Himalayan Art Resources

Buddhist Figure: Bodhisattva Sculptural Forms (Non-iconic)

Bodhisattva Sculptural Forms (Non-iconic) | Bodhisattva Main Page | Bodhisattva Outline Page

There is an understood model, or appearance, that has become standardized over the centuries for depicting bodhisattva figures in Himalayan and Tibetan art. The model used is based on classical Indian ideas of aesthetics grounded in the textual ideas of godly/heavenly appearance along with the influence of numerous cultures and artists for over a millennium.

The meaning intended here for non-iconic is simply referring to the forms described as originating out of a Mahayana Buddhist context rather than being textually based in the Tantra literature of Vajrayana Buddhism. Non-iconic means iconographically non-Tantric. These bodhisattva forms, especially the standing figures, were not intended as meditational deities but rather as objects placed on a personal shrine or in a temple to serve as a devotional focal point, or commissioned with the wish for accumulating merit.

The principal bodhisattvas, Manjushri, Avalokiteshvara and Vajrapani have also also developed over time unique non-tantric sitting postures. The 'thinking posture' is associated with Lokeshvara. The 'relaxed posture' is found with Manjushri, Lokeshvara, Maitreya and the god Indra.

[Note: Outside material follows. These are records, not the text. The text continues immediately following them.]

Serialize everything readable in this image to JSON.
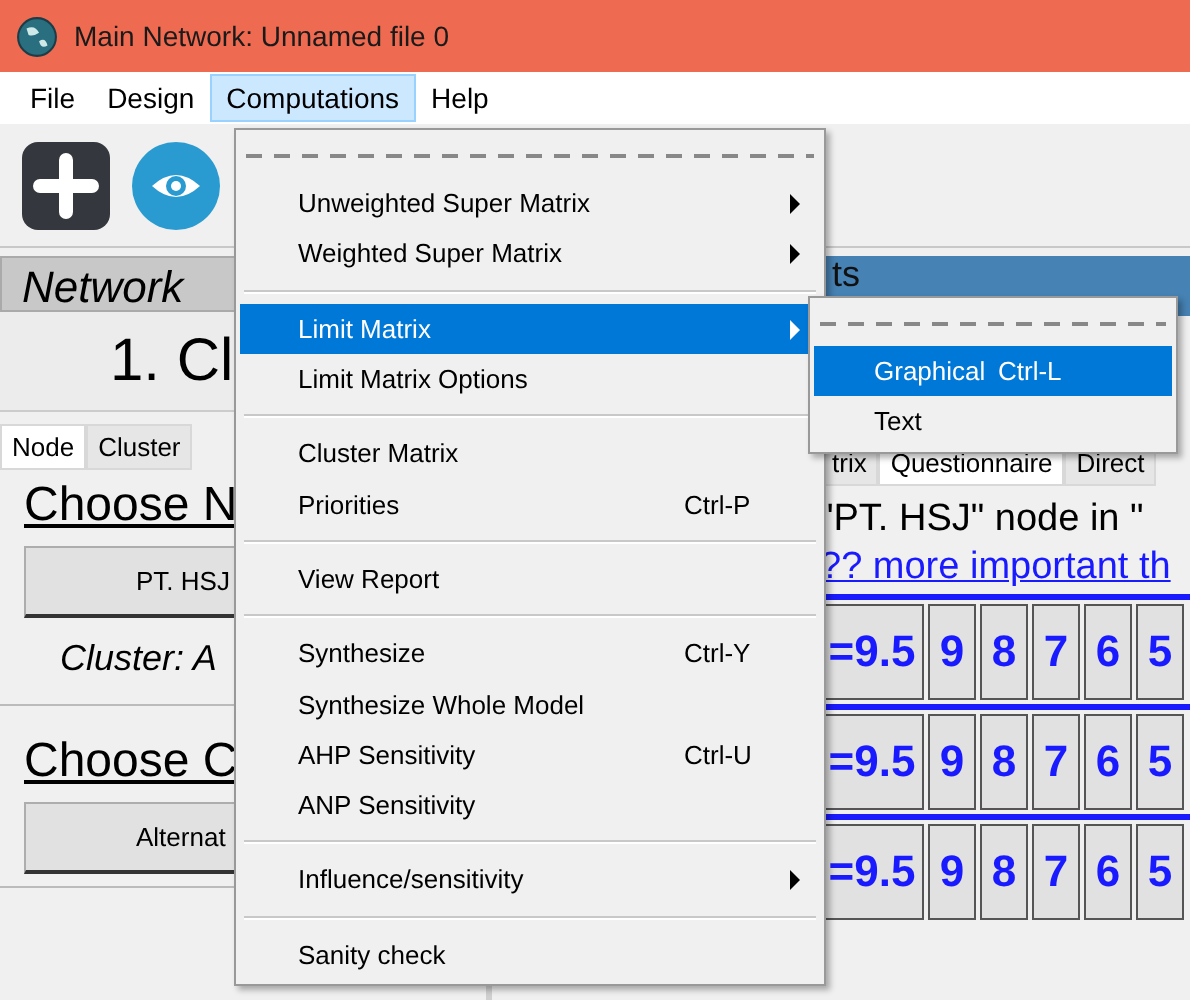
{
  "window": {
    "title": "Main Network: Unnamed file 0"
  },
  "menubar": [
    {
      "label": "File",
      "selected": false
    },
    {
      "label": "Design",
      "selected": false
    },
    {
      "label": "Computations",
      "selected": true
    },
    {
      "label": "Help",
      "selected": false
    }
  ],
  "left_panel": {
    "header": "Network",
    "heading": "1. Cl",
    "tabs": [
      {
        "label": "Node",
        "selected": true
      },
      {
        "label": "Cluster",
        "selected": false
      }
    ],
    "node_title": "Choose N",
    "node_button": "PT. HSJ",
    "cluster_label": "Cluster: A",
    "cluster_title": "Choose C",
    "cluster_button": "Alternat"
  },
  "right_panel": {
    "header": "ts",
    "tabs": [
      {
        "label": "trix",
        "selected": false
      },
      {
        "label": "Questionnaire",
        "selected": true
      },
      {
        "label": "Direct",
        "selected": false
      }
    ],
    "question": "\"PT. HSJ\" node in \"",
    "link": "?? more important th",
    "rows": [
      {
        "value": "=9.5",
        "scale": [
          "9",
          "8",
          "7",
          "6",
          "5"
        ]
      },
      {
        "value": "=9.5",
        "scale": [
          "9",
          "8",
          "7",
          "6",
          "5"
        ]
      },
      {
        "value": "=9.5",
        "scale": [
          "9",
          "8",
          "7",
          "6",
          "5"
        ]
      }
    ]
  },
  "menu": {
    "items": [
      {
        "kind": "tearoff"
      },
      {
        "kind": "item",
        "label": "Unweighted Super Matrix",
        "submenu": true,
        "selected": false
      },
      {
        "kind": "item",
        "label": "Weighted Super Matrix",
        "submenu": true,
        "selected": false
      },
      {
        "kind": "separator"
      },
      {
        "kind": "item",
        "label": "Limit Matrix",
        "submenu": true,
        "selected": true
      },
      {
        "kind": "item",
        "label": "Limit Matrix Options",
        "submenu": false,
        "selected": false
      },
      {
        "kind": "separator"
      },
      {
        "kind": "item",
        "label": "Cluster Matrix",
        "submenu": false,
        "selected": false
      },
      {
        "kind": "item",
        "label": "Priorities",
        "shortcut": "Ctrl-P",
        "submenu": false,
        "selected": false
      },
      {
        "kind": "separator"
      },
      {
        "kind": "item",
        "label": "View Report",
        "submenu": false,
        "selected": false
      },
      {
        "kind": "separator"
      },
      {
        "kind": "item",
        "label": "Synthesize",
        "shortcut": "Ctrl-Y",
        "submenu": false,
        "selected": false
      },
      {
        "kind": "item",
        "label": "Synthesize Whole Model",
        "submenu": false,
        "selected": false
      },
      {
        "kind": "item",
        "label": "AHP Sensitivity",
        "shortcut": "Ctrl-U",
        "submenu": false,
        "selected": false
      },
      {
        "kind": "item",
        "label": "ANP Sensitivity",
        "submenu": false,
        "selected": false
      },
      {
        "kind": "separator"
      },
      {
        "kind": "item",
        "label": "Influence/sensitivity",
        "submenu": true,
        "selected": false
      },
      {
        "kind": "separator"
      },
      {
        "kind": "item",
        "label": "Sanity check",
        "submenu": false,
        "selected": false
      }
    ]
  },
  "submenu": {
    "items": [
      {
        "kind": "tearoff"
      },
      {
        "kind": "item",
        "label": "Graphical",
        "shortcut": "Ctrl-L",
        "submenu": false,
        "selected": true
      },
      {
        "kind": "item",
        "label": "Text",
        "submenu": false,
        "selected": false
      }
    ]
  }
}
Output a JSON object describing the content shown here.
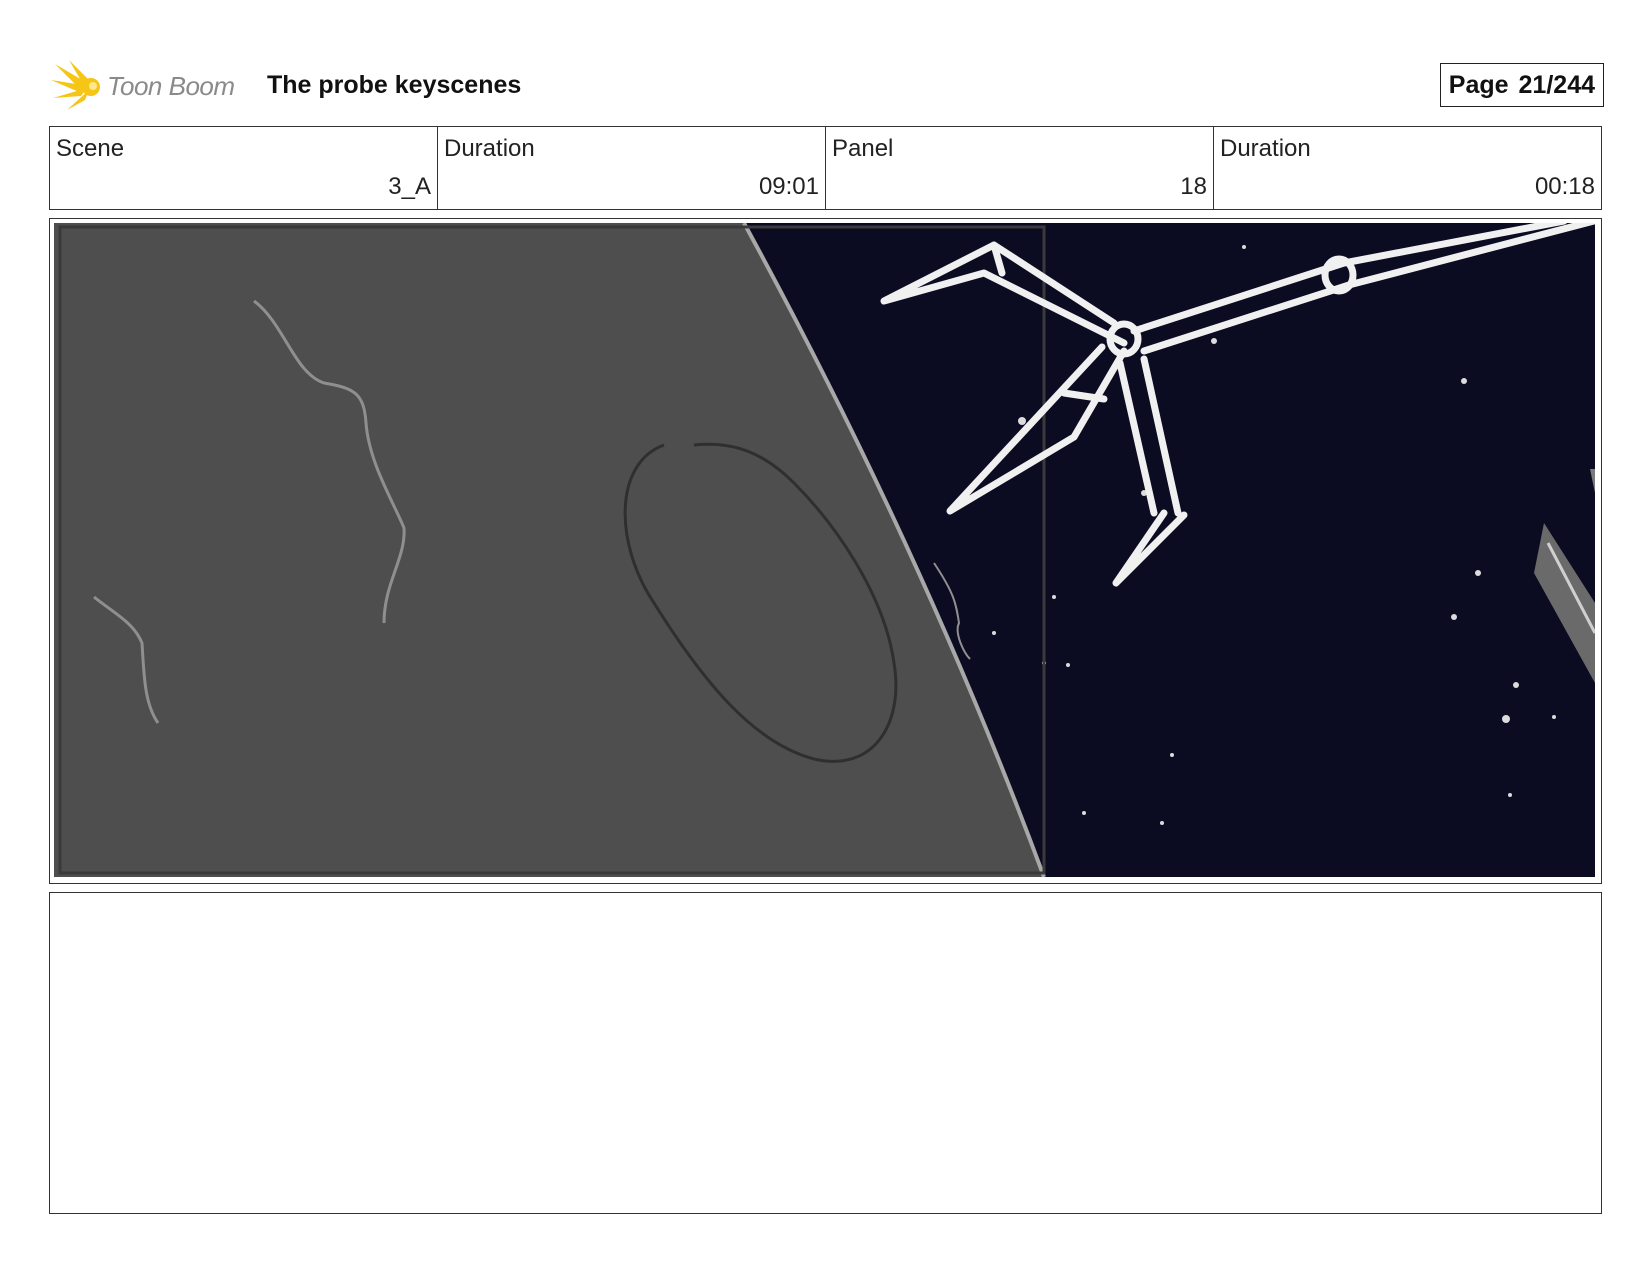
{
  "header": {
    "logo_text": "Toon Boom",
    "project_title": "The probe keyscenes",
    "page_label": "Page",
    "page_value": "21/244"
  },
  "info": [
    {
      "label": "Scene",
      "value": "3_A"
    },
    {
      "label": "Duration",
      "value": "09:01"
    },
    {
      "label": "Panel",
      "value": "18"
    },
    {
      "label": "Duration",
      "value": "00:18"
    }
  ],
  "colors": {
    "logo_yellow": "#f5c518",
    "planet_gray": "#4d4d4d",
    "space_dark": "#0b0c22",
    "sketch_white": "#f2f2f2"
  },
  "notes": {
    "text": ""
  }
}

There are of course always exceptions such as with Manjushri in a standing posture while holding the sword upraised above the head. There are also the Three Bodhisattva Lords standing together which is derived from the Kriya Tantra literature. There are the two bodhisattva figures that accompany Medicine Buddha standing on either side and the two bodhisattvas that accompany the long life deity Ushnishavijaya.

Principal Standing Bodhisattva Forms:
Manjushri | Lokeshvara | Vajrapani | Maitreya | Unidentified Forms

Seated Postures:
Relaxed Posture | Thinking Posture (Lokeshvara)

The female deity Tara, while not a true bodhisattva, does have bodhisattva appearance when depicted in her peaceful forms. When Tara is depicted in a standing posture she is very similar to the other bodhisattvas discussed above.

Tara in Standing Posture

The seated posture of royal ease with the right leg pendant can be common for all of the Eight Great Bodhisattvas as well as for their tantric meditational forms and the many other popular tantric deities such as Tara, Marichi, Kurukulla and Vasudhara.

(The images below are only a selection of examples).

Jeff Watt 6-2013